I was immensely impressed in early December, when Stephen Colbert recommended Glenn Eichler & Joe Infurnari‘s new First Second book, Mush!: Sled Dogs with Issues, to The Colbert Report viewers. Admittedly, Colbert is slightly biased, given that Eichler (the author of the frozen tundra/talking sled dogs/quirky humans comedy-drama) writes for the Comedy Central show. However, while many of the show’s writers have projects they’d love to have promoted by their boss, it’s relatively rare when Colbert uses the show’s forum to promote his staff’s projects. As a result, once I saw the endorsement, I made a mental note to track down the creators after the holidays for a potential interview. By some stroke of luck, the book’s artist, Infurnari, instead contacted me in mid-December to see if I was interested in covering his latest project (you bet I agreed to email interview with him and Eichler). I appreciate the collaborators’ willingness to discuss the project, particularly when Eichler shared the origin of his honed sense of comedic timing (having worked in an “editing room for a lot of animated half-hours for TV” [he was a story editor for MTV’s Beavis & Butthead in the mid-1990s, as well as creating and producing the television show, Daria]). Once you’ve read the interview, be sure to enjoy First Second’s preview of the book.

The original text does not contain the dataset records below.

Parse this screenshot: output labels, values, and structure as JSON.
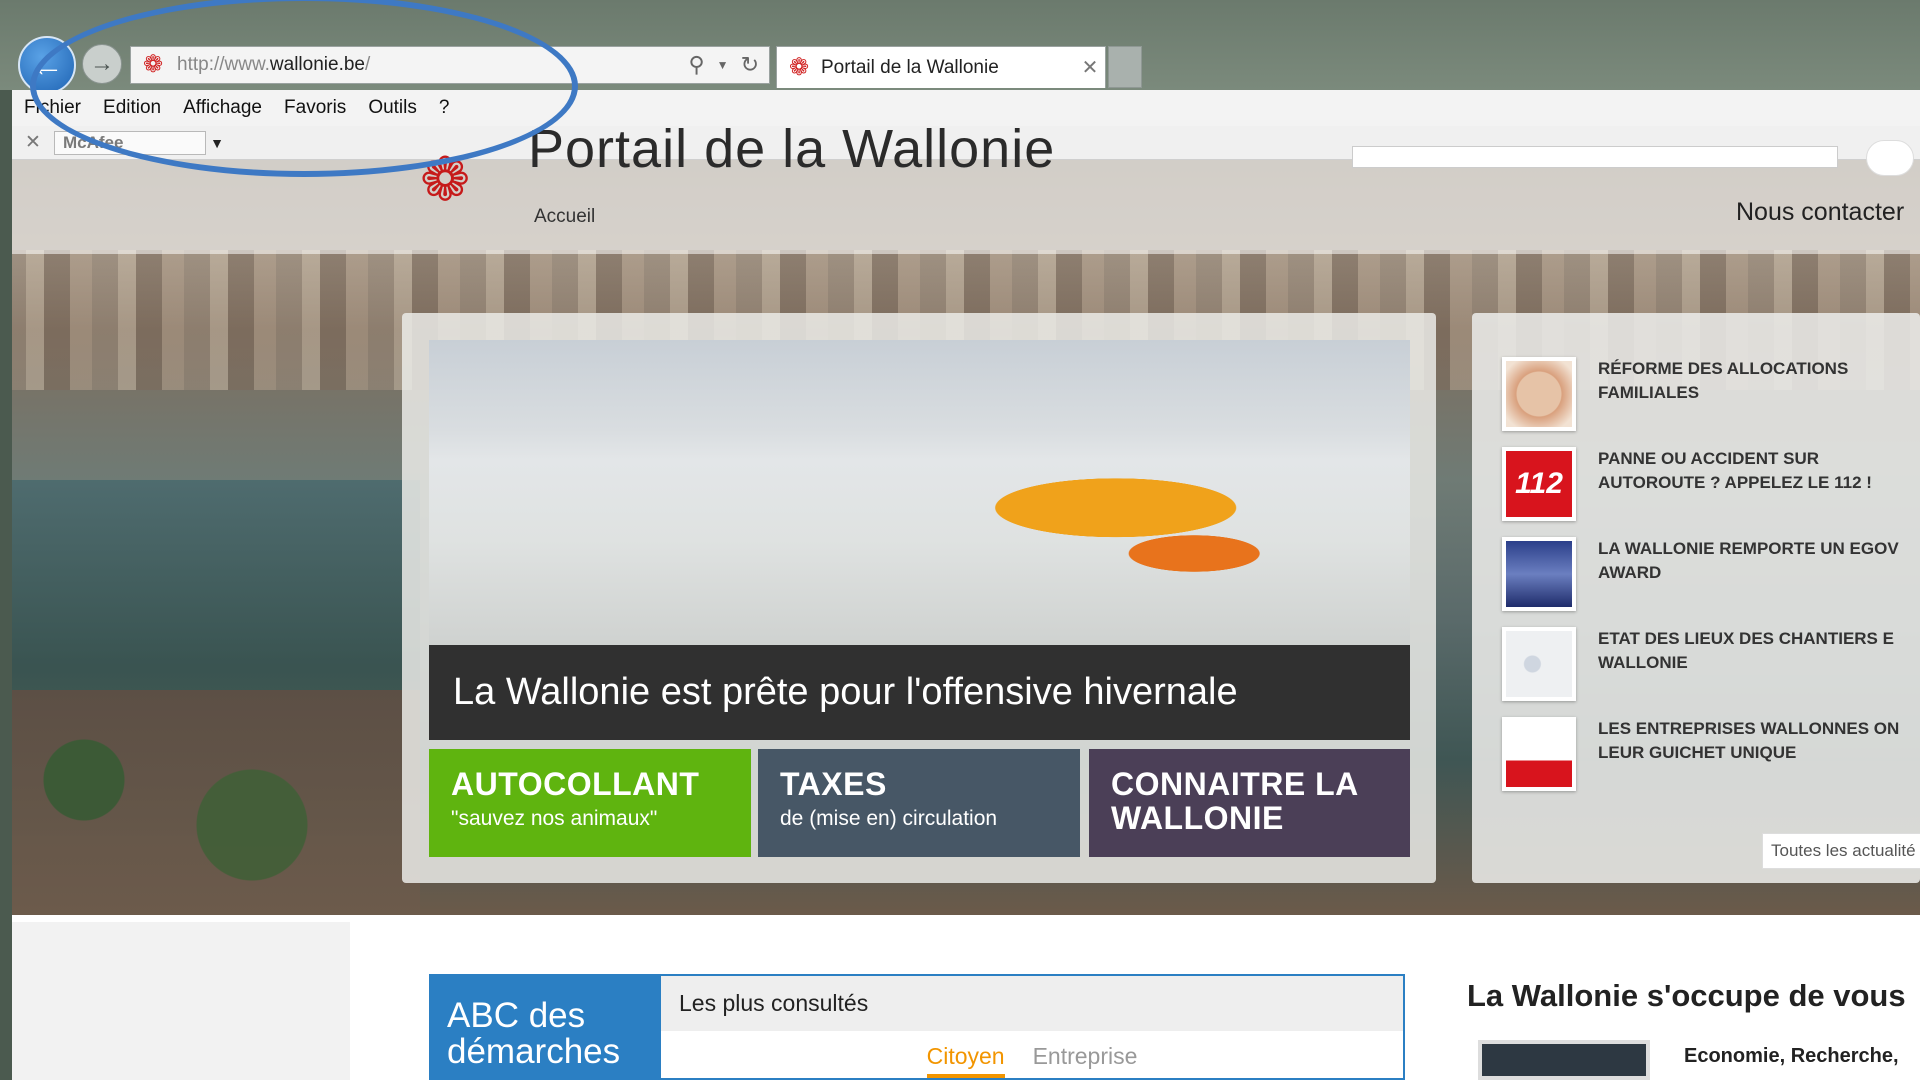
{
  "browser": {
    "url_prefix": "http://www.",
    "url_domain": "wallonie.be",
    "url_suffix": "/",
    "tab_title": "Portail de la Wallonie",
    "menu": [
      "Fichier",
      "Edition",
      "Affichage",
      "Favoris",
      "Outils",
      "?"
    ],
    "toolbar_addon": "McAfee"
  },
  "site": {
    "title": "Portail de la Wallonie",
    "breadcrumb": "Accueil",
    "contact": "Nous contacter"
  },
  "hero": {
    "caption": "La Wallonie est prête pour l'offensive hivernale",
    "tiles": [
      {
        "title": "AUTOCOLLANT",
        "subtitle": "\"sauvez nos animaux\"",
        "color": "#5fb40f"
      },
      {
        "title": "TAXES",
        "subtitle": "de (mise en) circulation",
        "color": "#475766"
      },
      {
        "title": "CONNAITRE LA WALLONIE",
        "subtitle": "",
        "color": "#4b3f57"
      }
    ]
  },
  "news": {
    "items": [
      {
        "text": "RÉFORME DES ALLOCATIONS FAMILIALES"
      },
      {
        "text": "PANNE OU ACCIDENT SUR AUTOROUTE ? APPELEZ LE 112 !",
        "thumb_label": "112"
      },
      {
        "text": "LA WALLONIE REMPORTE UN EGOV AWARD"
      },
      {
        "text": "ETAT DES LIEUX DES CHANTIERS E WALLONIE"
      },
      {
        "text": "LES ENTREPRISES WALLONNES ON LEUR GUICHET UNIQUE"
      }
    ],
    "more_link": "Toutes les actualité"
  },
  "lower": {
    "abc_title": "ABC des démarches",
    "consult_title": "Les plus consultés",
    "tab_active": "Citoyen",
    "tab_inactive": "Entreprise",
    "section_title": "La Wallonie s'occupe de vous",
    "section_item": "Economie, Recherche,"
  },
  "colors": {
    "annotation": "#3e79c4",
    "accent_orange": "#f29500",
    "abc_blue": "#2b7fc3"
  }
}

Tim O’Shea: Joe, I love the way you convey the intensity and energy of the dogs when they are working, how did you arrive upon conveying that particular style of kineticism?
Joe Infurnari: The story hinges on the idea that not doing what you love leads to discontentment and unrest. For the team of sled dogs featured in this book, running is their bliss and the time they spend not running breeds trouble. So it was important to make the times the dogs were running as full of energy and joy as possible.
Quick slashing lines, splashes of ink, dramatic foreshortening and powerful diagonals are some of the ways I tried to bring to life the rush of running through the trails. I also knew that if it looked quickly drawn, then that energy would come through in the movement of the characters. When it came to the final inks, I was very comfortable drawing the book and I think the art reflects that. The inks are decisive, gestural and full of energy.
The final piece to the puzzle was the use of sound effects to add a visual punch to the high action running sequences.
Digital | Retailer Brian Hibbs responds to recent comments around the price of digital comics, commenting on how “channel migration” could effect comic retailers: “The concern of the comics retailer isn’t that there IS digital — fuck, I’m totally all for a mechanism to drive a potentially wide segment of customers to the medium of comics itself. How can that NOT help me? But, rather, that enough customers will ‘change channels’ (of purchase), so as to make segments of work unprofitible to carry. I’ve been pretty straight with you — most periodicals are but marginally profitible; most books are largely unprofitible. That we have stellar, break out, oh-my-god-it’s-like-printing-money successes like WALKING DEAD or BONE or SANDMAN doesn’t mean that this is the way all books can follow. Quite the opposite in fact! So what this means is that even losing a TINY portion of the readership through Channel Migration could potentially have dire effects. Seriously, if I lost just 10% of my customers, I’m done. And what we also know is that when physical stores close, most of that readership for comics UTTERLY VANISHES. The gist of this is that losing 10% of sales to migration could mean that the other 80% of that stores’ sales are COMPLETELY LOST.” [The Savage Critics]